B. Haman’s pride pictures the foolish confidence of those who rely on false gods (v. 11)
People rely on “false gods” whenever they cease to trust in the Savior. False gods take many forms.
1. Literal (Worship of a human leader, false god, true God by false means)
2. Blatant (Devotion to sex, power or money)
3. Subtle (“Christian” compromises)
4. Universal (Root motivations such as pride, fear, lust, pleasure, greed, knowledge)
Haman trusted in the idols of position, power, and influence. He worshiped the gods of happiness and honor, coveting them above his riches and glory. Haman is an example of what a lack of humility ultimately cultivates—a heart puffed up with pride, a foolish confidence in ourselves and others, and a life that teeters on the precipice of ruin (Prov 14:12, 27). All who rely on false gods walk in darkness (Eph 5:3-8) and will fall (1 Jn 2:11).

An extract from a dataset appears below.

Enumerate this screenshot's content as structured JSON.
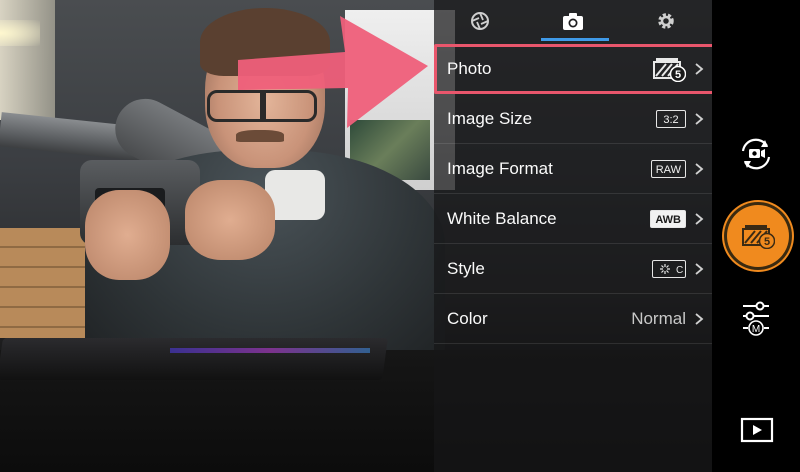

Conclusion – The Bible doesn’t say, “Be courageous like Esther, not Haman.” Esther is first and foremost a savior, and secondarily an imperfect example of humility, wisdom, and courage for us. The Jews celebrate the Feast of Purim to celebrate Esther their redeemer, not to imitate her. Celebration precedes imitation. Humility precedes courage. Only people who rely on Jesus the Savior in humility will cultivate the courage to follow and obey him. Now someone will say, “But how can I gain God’s favor? Jesus is God’s righteous Son! Of course he gained God’s favor!” Yes, God’s favor was on Jesus as our redeemer, but God’s favor on Jesus didn’t deliver him from his gallows, it delivered him up to the gallows! Sinful men filled with pride hung him on a cross. They were foolishly confident that Jesus, their hated enemy, had been dishonored and destroyed. God’s enemies had “checked” Jesus in the Great Chess Match (or so they thought). But in his final maneuver, Jesus used the cross to “checkmate” his enemies! The cross was the maneuver God used to redeem his people. Jesus faced the gallows in your place. He hung on the cross as a humble, wise, courageous, and perfectly righteous man to take the wrath that sinners deserve. Don’t you see that if you believe you are forgiven even though you deserve the gallows, and that Jesus has taken the wrath you deserve for all your selfish pride and reliance upon false gods, then that will create a genuine humility in you? It has to. That humility will begin to shape you deep inside at your most fundamental level, transforming your fear of man into a fear of God, which by God’s grace will cultivate in you courage to act with a bold faith in the hour of decision. God the king extends his scepter today to you. That scepter is the cross of Christ. Jesus is the only way for you to gain God’s favor. Won’t you humble yourself, reach out, and take hold of him? May God give you courage to do so!